Under 998(b), which outlines the requirements for a valid 998 offer and acceptance, “judgment” has been interpreted broadly. (See, e.g., DeSaulles v. Community Hospital of Monterey Peninsula (2016) 62 Cal. 4th 1140) (rejecting argument that an offer to compromise was invalid under C.C.P. 998 because it called for payment of money rather than entry of judgment) (see also Goodstein v. Bank of San Pedro (1994) 27 Cal.App.4th 899 (“[A]s between the parties thereto and for purpose of enforcing settlement agreements, a compromise agreement contemplating payment by defendant and dismissal of the action by plaintiff is the legal equivalent of a judgment in plaintiff’s favor.”)
The Court concluded the California Supreme Court had determined under cases interpreting subsection C.C.P. 998(b) that “judgments” is meant to include its functional equivalents, like dismissal of a case with prejudice, and it was proper to interpret “judgment” in subdivision (c) in the same way.
Next, the Court went on to explain that the structure of the settlement in this case was like a final judgment under 998. For instance, Hyundai had an enforceable right to a dismissal with prejudice which the Court said is a proxy for a final judgment. Moreover, the parties utilized section 664.6 to memorialize their agreement and enforce it. Additionally, the Court found support under the Song-Beverly Act which provides that a prevailing vehicle purchaser “shall be allowed . . . to recover as part of the judgment a sum[.]”

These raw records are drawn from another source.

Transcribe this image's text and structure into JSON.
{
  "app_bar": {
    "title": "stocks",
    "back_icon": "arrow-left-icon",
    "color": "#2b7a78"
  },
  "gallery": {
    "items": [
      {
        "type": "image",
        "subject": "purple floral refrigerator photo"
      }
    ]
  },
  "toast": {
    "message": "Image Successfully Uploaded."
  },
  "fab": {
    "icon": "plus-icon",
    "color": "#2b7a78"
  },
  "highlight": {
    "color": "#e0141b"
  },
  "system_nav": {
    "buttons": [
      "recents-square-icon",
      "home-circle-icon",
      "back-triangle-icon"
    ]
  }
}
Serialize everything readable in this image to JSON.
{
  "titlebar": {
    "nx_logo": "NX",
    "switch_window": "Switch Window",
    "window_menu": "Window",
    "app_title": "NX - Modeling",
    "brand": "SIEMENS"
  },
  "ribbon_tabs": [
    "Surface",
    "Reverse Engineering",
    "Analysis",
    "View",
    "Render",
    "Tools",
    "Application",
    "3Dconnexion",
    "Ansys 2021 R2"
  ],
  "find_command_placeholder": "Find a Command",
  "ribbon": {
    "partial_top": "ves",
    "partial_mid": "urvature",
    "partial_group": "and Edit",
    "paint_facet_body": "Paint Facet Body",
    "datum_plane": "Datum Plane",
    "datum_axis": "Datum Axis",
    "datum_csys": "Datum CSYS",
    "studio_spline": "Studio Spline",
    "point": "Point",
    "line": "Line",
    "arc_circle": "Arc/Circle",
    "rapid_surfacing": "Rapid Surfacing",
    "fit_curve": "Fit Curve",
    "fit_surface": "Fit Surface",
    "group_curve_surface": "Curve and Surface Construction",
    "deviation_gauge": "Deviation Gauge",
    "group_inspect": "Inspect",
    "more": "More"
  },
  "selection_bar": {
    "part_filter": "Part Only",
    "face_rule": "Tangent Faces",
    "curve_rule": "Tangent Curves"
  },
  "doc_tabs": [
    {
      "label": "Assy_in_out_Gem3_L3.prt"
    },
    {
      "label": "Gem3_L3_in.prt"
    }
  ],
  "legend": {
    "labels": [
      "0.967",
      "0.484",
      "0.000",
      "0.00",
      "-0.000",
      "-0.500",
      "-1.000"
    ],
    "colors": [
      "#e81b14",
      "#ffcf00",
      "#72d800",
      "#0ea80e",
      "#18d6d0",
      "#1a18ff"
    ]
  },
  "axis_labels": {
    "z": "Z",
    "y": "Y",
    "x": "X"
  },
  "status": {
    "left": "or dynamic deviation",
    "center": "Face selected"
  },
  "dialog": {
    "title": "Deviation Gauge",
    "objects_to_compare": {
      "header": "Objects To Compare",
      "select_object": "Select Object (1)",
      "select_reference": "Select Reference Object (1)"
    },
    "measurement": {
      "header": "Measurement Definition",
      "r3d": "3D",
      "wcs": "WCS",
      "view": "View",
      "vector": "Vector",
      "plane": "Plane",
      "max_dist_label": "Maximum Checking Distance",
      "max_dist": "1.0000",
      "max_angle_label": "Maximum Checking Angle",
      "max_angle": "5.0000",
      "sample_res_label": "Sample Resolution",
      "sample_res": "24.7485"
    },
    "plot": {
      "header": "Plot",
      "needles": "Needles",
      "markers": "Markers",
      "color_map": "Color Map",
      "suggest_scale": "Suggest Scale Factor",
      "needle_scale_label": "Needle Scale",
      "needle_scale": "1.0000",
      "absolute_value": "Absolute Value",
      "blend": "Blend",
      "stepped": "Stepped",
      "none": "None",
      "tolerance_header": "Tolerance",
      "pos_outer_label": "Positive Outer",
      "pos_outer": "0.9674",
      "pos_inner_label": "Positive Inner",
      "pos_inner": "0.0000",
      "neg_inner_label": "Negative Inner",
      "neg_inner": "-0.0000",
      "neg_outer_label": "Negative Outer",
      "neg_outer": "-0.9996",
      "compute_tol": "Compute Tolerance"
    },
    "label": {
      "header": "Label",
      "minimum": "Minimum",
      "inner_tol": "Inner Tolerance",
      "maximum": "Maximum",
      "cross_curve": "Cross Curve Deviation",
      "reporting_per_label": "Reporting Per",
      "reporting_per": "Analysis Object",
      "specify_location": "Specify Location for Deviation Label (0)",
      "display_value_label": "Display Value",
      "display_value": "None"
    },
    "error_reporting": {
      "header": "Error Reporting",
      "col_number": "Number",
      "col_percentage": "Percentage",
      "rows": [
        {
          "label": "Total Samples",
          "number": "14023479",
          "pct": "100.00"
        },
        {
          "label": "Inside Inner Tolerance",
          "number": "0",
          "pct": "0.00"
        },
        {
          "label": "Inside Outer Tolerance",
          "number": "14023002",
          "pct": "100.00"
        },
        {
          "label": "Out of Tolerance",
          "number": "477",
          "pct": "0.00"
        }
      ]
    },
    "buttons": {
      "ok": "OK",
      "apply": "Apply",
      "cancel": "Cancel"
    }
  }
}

Lastly, the Court cited policy reasons, stating the purposes of Section 998, careful review and acceptance of reasonable settlement offers, were well served by applying the statute to the facts of this case.
The dissent made a lot of different arguments, including the following: (1) they argued for application of contract interpretation doctrine, i.e., implied revocation of the 998 by the ultimate settlement; (2) the language of C.C.P. 998 “fails to obtain” means the cost-shifting provision only applies when plaintiff’s unilateral action results in a judgment less favorable than the terms of the 998; and (3) (understandably) this will inject uncertainty into the 998 process.